(App and web page records)
○ ○ ○

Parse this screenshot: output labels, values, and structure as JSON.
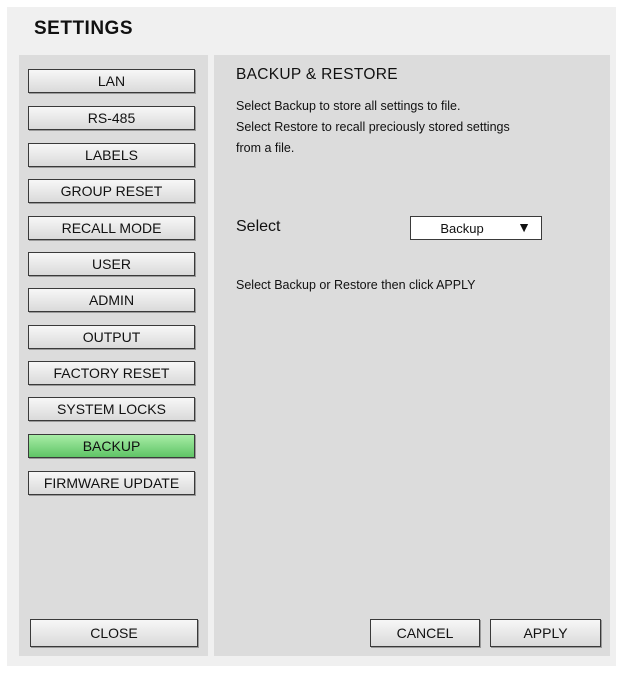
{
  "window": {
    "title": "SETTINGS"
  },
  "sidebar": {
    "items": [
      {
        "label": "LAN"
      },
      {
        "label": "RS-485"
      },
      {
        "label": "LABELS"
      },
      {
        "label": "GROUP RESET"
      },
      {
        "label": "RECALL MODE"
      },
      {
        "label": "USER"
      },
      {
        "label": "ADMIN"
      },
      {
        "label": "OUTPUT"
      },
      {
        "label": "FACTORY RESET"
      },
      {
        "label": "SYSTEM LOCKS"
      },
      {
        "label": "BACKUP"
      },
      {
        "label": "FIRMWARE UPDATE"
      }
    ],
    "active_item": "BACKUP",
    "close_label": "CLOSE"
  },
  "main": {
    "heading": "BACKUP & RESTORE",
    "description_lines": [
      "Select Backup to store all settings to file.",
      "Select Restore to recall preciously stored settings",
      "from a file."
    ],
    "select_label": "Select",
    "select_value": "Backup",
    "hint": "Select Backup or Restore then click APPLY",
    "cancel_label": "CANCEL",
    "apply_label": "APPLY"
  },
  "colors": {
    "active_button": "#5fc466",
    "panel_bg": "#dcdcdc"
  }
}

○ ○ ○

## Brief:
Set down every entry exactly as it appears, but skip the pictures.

## Written solution:
Parse this screenshot: output labels, values, and structure as JSON.
{
  "window": {
    "title": "SETTINGS"
  },
  "sidebar": {
    "items": [
      {
        "label": "LAN"
      },
      {
        "label": "RS-485"
      },
      {
        "label": "LABELS"
      },
      {
        "label": "GROUP RESET"
      },
      {
        "label": "RECALL MODE"
      },
      {
        "label": "USER"
      },
      {
        "label": "ADMIN"
      },
      {
        "label": "OUTPUT"
      },
      {
        "label": "FACTORY RESET"
      },
      {
        "label": "SYSTEM LOCKS"
      },
      {
        "label": "BACKUP"
      },
      {
        "label": "FIRMWARE UPDATE"
      }
    ],
    "active_item": "BACKUP",
    "close_label": "CLOSE"
  },
  "main": {
    "heading": "BACKUP & RESTORE",
    "description_lines": [
      "Select Backup to store all settings to file.",
      "Select Restore to recall preciously stored settings",
      "from a file."
    ],
    "select_label": "Select",
    "select_value": "Backup",
    "hint": "Select Backup or Restore then click APPLY",
    "cancel_label": "CANCEL",
    "apply_label": "APPLY"
  },
  "colors": {
    "active_button": "#5fc466",
    "panel_bg": "#dcdcdc"
  }
}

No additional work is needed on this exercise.